Both letters were typewritten, but were signed by two men who through their words and dignity together represent the essence of my country. It is they who gave us our sense of nation. Through literature, Rubén transformed the language, giving it new audacity and sounds, while his poetry turned him into a national hero, so much so that on his return in 1907 the townspeople unhitched the team of horses from the open coach that was to take him from the railroad station in León, so as to attach themselves to the shafts and haul it along amid cheering.
Sandino, who defined himself as a “city worker, an artisan as they are called in this country,” was forced to become a soldier by the pressing need to rid the country of the foreign military intervention that lasted six years. There’s a phrase of his which is that of a poet, because words laid bare by truths are also poetry: “The man who asks nothing of his homeland more than a plot of land to be buried in, deserves to be heard, and not only heard but believed.”
He told the Basque journalist Ramón de Belausteguigoitia, who interviewed him in his camp in 1933 after the peace agreement that led to his death because he was betrayed and assassinated on the orders of the first Somoza: “Ah, they think I’m going to become a landowner! No, nothing like that; I will never own property. I have nothing…” It was a vow of poverty, which in politics is like a vow of chastity, and one he never broke.
We are descendants of honor and words

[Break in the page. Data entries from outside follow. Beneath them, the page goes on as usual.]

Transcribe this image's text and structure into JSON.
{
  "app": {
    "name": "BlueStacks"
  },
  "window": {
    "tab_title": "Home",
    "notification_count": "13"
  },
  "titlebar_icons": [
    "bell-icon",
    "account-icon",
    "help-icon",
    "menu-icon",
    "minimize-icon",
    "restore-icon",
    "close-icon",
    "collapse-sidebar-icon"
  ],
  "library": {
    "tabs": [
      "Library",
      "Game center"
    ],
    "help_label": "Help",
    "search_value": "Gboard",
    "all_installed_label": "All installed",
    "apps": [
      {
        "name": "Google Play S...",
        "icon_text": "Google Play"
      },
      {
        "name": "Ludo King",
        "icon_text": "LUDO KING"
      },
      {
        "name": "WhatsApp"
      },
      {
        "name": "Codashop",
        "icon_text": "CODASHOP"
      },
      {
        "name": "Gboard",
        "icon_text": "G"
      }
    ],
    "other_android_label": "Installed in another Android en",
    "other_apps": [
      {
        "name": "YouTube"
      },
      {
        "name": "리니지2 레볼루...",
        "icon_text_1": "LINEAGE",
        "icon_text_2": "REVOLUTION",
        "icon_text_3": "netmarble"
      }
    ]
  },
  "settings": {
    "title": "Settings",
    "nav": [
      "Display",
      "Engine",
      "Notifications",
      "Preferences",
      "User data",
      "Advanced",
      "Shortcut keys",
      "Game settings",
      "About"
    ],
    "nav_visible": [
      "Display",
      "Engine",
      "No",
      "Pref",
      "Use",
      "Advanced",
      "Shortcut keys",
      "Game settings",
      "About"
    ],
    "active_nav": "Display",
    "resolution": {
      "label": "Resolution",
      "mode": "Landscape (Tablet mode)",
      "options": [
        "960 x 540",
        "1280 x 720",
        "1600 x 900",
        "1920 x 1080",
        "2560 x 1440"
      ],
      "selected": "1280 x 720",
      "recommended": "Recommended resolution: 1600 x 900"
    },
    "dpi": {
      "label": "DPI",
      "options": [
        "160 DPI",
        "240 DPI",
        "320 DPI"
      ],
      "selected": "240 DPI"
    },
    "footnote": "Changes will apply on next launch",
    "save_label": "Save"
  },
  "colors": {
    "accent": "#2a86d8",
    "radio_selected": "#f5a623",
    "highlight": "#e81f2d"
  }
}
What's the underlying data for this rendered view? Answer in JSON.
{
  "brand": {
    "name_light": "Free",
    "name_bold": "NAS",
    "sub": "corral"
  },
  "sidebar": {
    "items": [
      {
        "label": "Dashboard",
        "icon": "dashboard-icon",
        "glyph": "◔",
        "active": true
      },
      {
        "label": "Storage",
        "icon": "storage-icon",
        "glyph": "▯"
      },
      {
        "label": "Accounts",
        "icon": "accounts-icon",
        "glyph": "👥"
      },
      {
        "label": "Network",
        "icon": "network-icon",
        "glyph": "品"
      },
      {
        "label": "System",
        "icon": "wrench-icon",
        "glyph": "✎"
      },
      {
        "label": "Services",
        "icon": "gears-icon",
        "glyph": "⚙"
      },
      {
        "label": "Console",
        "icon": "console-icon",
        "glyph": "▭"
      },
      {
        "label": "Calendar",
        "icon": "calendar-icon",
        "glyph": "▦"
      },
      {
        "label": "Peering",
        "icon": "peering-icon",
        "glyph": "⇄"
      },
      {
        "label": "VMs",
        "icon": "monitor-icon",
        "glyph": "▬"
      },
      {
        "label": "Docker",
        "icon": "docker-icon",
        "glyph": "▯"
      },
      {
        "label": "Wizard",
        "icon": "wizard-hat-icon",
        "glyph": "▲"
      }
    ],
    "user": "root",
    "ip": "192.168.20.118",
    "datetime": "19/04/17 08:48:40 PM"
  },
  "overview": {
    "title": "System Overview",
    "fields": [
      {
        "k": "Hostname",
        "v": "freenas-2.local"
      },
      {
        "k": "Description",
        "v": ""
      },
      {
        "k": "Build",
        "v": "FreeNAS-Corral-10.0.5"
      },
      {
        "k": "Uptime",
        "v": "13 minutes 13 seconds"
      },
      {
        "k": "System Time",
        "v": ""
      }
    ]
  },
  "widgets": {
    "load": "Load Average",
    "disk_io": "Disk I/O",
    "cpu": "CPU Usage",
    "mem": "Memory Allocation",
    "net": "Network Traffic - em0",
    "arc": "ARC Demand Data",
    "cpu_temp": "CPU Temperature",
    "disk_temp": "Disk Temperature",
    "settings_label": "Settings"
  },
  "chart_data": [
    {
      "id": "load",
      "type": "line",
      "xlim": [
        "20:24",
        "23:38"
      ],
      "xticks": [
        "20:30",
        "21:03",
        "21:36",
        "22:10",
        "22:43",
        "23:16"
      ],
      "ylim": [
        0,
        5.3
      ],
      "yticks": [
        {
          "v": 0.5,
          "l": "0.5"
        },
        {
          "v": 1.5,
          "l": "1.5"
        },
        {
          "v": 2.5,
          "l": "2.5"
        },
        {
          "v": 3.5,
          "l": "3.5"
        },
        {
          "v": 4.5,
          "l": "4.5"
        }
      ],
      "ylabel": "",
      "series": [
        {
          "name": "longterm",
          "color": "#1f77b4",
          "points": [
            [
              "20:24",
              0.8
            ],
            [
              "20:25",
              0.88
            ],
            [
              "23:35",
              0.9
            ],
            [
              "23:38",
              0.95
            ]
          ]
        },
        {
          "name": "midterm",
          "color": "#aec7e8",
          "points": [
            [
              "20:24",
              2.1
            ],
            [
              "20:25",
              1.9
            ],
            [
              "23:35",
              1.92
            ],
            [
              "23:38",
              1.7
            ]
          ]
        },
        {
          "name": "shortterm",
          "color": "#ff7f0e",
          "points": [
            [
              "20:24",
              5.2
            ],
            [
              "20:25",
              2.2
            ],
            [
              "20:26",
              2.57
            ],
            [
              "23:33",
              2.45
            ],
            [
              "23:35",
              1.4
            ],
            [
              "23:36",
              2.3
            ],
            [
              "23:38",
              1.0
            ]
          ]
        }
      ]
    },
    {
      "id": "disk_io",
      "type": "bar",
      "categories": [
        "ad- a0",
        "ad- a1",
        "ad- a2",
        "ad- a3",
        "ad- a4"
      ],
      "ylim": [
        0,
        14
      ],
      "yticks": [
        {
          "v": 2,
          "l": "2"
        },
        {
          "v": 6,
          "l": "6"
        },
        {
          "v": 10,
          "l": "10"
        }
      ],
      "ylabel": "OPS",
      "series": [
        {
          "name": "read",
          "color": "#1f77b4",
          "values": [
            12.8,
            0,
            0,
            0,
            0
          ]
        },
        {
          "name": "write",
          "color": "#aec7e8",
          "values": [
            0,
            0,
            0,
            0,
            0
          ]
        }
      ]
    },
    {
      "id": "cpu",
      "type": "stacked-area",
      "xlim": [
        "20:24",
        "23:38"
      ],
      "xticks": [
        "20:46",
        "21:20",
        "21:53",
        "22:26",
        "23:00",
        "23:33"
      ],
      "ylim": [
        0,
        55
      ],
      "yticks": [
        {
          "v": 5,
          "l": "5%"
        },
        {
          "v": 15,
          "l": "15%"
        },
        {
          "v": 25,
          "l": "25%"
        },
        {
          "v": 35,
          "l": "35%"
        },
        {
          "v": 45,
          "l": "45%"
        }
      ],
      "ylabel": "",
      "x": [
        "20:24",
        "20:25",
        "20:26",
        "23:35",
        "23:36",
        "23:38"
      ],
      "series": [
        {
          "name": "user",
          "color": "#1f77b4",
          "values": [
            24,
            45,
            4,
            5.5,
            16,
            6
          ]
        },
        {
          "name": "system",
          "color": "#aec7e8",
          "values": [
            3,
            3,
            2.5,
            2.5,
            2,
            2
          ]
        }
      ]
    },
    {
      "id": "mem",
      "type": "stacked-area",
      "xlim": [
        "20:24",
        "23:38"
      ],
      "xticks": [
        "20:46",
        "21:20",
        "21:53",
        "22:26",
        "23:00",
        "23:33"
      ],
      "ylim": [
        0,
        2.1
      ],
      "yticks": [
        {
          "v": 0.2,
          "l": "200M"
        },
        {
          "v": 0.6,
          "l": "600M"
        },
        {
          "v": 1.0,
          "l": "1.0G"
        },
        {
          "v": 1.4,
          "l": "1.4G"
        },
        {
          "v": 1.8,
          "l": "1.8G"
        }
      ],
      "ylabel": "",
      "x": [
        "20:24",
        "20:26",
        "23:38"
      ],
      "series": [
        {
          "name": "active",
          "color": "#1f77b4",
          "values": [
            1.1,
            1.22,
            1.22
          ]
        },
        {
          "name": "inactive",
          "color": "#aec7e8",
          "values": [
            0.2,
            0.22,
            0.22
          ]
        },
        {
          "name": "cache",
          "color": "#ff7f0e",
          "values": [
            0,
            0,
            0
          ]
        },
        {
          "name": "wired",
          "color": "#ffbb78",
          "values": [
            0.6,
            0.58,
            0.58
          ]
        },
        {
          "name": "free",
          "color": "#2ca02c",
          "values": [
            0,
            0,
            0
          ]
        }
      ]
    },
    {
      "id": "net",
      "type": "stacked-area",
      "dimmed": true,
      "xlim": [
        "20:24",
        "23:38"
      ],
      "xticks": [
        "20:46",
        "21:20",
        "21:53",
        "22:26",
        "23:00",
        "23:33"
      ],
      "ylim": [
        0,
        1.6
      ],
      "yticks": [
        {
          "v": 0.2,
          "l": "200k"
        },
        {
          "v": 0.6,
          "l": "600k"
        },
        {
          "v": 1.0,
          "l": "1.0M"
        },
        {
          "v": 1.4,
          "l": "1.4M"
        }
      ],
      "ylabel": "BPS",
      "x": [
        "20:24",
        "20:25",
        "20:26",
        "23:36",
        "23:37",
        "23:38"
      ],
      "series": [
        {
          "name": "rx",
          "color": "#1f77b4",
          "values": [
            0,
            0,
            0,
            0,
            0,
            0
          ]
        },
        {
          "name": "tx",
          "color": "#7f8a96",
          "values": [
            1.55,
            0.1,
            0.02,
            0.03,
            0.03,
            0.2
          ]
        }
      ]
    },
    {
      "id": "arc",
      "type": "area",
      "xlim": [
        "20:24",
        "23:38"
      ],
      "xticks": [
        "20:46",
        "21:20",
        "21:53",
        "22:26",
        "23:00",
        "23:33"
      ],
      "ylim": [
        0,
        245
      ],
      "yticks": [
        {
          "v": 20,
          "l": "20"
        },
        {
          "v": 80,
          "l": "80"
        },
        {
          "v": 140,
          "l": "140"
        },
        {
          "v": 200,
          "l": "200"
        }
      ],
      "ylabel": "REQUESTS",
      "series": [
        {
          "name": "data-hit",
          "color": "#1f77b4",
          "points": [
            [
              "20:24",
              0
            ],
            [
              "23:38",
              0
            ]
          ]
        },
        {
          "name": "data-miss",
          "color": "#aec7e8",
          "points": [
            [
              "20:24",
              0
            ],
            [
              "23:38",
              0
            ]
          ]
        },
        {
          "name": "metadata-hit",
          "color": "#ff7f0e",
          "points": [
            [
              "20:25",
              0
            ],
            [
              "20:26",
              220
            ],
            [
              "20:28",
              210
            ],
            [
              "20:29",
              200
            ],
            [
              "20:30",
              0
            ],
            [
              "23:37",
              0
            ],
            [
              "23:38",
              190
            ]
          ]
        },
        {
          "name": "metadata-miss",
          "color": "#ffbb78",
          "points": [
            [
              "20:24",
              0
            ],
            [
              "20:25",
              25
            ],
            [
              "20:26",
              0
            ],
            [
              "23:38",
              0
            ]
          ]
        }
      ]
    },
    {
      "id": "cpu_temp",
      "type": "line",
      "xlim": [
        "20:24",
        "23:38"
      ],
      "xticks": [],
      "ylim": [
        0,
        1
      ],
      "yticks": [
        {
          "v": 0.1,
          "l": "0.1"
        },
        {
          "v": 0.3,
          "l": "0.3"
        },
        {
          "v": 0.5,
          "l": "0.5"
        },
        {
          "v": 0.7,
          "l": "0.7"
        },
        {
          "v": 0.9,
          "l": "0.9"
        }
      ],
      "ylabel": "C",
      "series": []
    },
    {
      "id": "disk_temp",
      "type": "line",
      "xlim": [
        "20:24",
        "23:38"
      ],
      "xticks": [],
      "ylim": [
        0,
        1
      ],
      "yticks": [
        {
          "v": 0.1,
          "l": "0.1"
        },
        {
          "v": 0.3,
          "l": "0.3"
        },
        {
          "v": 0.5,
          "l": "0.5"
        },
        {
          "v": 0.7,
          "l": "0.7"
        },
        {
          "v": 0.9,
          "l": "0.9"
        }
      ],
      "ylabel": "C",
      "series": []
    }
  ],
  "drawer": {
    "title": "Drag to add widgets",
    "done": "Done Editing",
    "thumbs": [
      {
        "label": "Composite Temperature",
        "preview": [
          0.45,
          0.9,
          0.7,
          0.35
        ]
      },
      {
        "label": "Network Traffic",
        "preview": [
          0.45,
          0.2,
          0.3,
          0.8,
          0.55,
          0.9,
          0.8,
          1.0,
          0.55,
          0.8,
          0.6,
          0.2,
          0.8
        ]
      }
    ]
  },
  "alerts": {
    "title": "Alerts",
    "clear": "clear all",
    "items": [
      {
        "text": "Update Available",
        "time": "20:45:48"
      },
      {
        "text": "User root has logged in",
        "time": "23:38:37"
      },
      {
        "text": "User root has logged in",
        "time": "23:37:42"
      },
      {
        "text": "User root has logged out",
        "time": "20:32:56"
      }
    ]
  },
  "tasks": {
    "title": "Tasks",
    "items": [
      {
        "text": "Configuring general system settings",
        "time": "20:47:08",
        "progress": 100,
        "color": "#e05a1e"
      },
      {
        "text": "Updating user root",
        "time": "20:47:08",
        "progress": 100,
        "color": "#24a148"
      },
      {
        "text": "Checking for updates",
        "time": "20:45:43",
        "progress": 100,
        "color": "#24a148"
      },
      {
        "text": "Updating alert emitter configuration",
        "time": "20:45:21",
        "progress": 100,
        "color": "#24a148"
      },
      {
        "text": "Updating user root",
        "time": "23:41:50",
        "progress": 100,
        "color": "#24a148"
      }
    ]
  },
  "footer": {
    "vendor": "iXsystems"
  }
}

Therefore, we are descendants of honor and words. They both came from the core of this small and fertile land, a rural homeland that Rubén described better than any:
“Ox that I saw in my childhood, as you steamed / in the burning gold on the Nicaraguan sun, / there on the rich plantation filled with tropical / harmonies; woodland dove, of the woods that sang / with the sound of the wind, of axes, of birds and wild bulls: / I salute you both, because you are both my life…”*
This is why I can leave nothing better among the treasures of the Cervantes Institute than the signatures, the handwriting of the two Nicaraguans who bequeathed me a country.
*Rubén Darío’s poem Far Away was translated by Lysander Kemp, University of Texas.